Look through the listing below for the string "description". Show each line where it occurs.
◆ ◆ ◆ ◆
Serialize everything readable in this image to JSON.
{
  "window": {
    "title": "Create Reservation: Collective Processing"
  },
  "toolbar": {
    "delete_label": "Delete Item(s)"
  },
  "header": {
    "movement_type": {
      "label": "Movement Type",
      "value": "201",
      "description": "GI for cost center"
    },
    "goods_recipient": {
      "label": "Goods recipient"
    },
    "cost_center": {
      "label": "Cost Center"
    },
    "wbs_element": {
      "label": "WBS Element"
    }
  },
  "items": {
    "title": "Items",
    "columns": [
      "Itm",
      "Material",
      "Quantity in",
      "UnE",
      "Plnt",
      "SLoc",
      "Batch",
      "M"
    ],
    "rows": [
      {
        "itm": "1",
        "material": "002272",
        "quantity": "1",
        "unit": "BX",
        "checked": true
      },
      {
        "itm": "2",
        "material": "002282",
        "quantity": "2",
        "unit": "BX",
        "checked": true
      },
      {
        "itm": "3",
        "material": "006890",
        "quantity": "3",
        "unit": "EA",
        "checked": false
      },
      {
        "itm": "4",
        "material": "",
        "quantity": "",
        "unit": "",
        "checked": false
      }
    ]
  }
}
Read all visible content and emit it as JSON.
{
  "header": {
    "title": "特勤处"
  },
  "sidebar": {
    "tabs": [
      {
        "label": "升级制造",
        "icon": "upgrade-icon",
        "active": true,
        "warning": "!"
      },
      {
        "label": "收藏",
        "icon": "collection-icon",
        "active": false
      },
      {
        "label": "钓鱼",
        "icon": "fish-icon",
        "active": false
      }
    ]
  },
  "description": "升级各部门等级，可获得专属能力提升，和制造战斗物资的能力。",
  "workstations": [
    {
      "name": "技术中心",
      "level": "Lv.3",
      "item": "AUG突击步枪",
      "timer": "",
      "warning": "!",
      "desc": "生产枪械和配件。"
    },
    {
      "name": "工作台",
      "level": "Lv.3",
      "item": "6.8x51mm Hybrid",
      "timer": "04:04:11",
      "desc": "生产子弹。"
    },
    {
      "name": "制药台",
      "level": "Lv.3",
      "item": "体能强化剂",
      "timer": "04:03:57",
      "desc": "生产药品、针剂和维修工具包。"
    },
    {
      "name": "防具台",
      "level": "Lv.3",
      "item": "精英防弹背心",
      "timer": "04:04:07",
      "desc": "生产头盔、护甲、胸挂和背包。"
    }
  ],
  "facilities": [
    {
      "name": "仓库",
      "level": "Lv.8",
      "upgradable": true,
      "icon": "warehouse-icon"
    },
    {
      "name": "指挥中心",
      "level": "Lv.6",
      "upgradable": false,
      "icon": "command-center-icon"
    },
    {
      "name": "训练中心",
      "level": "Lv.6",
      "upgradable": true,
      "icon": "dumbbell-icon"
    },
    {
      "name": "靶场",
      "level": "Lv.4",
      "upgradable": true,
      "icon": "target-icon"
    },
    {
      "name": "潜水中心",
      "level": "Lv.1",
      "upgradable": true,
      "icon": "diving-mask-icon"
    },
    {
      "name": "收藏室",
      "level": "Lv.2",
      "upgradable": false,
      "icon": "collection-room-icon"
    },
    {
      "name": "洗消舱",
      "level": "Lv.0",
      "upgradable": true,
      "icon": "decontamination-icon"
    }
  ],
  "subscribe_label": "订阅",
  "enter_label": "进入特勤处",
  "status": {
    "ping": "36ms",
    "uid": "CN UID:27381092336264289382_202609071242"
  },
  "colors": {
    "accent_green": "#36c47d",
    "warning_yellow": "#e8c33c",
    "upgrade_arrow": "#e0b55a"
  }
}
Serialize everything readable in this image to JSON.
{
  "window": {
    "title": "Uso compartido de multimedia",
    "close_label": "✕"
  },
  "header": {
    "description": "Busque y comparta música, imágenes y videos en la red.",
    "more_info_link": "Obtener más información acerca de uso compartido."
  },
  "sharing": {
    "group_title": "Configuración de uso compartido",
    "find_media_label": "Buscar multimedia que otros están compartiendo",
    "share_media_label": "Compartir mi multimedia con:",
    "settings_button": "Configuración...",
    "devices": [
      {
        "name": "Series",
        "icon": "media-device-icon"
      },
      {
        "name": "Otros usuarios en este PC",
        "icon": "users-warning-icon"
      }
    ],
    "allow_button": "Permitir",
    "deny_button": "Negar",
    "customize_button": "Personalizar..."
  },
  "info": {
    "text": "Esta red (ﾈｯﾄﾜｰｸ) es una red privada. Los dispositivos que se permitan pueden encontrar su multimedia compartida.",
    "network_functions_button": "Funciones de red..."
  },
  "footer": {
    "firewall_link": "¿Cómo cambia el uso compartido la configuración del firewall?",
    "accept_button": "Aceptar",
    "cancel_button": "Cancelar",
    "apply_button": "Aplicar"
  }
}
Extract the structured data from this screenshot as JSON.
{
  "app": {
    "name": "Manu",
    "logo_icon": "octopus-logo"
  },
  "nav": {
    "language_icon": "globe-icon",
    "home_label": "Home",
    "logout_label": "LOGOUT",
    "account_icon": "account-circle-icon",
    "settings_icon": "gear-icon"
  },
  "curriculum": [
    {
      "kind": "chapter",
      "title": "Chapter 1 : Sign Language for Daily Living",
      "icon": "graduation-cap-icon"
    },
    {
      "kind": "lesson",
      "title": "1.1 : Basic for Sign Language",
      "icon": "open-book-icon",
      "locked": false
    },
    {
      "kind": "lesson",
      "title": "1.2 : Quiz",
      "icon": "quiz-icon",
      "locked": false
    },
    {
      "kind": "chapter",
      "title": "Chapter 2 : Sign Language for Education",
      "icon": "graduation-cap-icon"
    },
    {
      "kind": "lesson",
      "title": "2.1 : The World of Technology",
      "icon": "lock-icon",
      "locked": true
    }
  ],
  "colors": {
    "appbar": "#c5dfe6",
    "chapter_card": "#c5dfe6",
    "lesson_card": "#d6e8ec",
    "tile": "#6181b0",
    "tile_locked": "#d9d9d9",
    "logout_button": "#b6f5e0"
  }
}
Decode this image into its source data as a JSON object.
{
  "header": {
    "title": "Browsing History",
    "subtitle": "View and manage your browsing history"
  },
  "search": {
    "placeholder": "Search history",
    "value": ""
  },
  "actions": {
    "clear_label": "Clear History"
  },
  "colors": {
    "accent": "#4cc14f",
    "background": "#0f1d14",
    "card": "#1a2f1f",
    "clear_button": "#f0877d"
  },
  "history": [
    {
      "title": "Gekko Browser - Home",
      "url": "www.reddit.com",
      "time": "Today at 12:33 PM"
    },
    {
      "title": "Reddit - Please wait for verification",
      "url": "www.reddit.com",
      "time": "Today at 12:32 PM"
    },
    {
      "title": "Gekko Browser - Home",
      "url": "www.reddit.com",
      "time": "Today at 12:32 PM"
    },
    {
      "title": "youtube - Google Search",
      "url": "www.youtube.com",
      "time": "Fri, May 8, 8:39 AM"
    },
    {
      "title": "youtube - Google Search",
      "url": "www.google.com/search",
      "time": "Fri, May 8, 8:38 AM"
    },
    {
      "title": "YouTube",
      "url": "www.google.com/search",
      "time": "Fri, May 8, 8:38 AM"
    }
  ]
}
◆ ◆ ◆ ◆
### SOLVED EXERCISE:
      "description": "GI for cost center"
  "description": "升级各部门等级，可获得专属能力提升，和制造战斗物资的能力。",
    "description": "Busque y comparta música, imágenes y videos en la red.",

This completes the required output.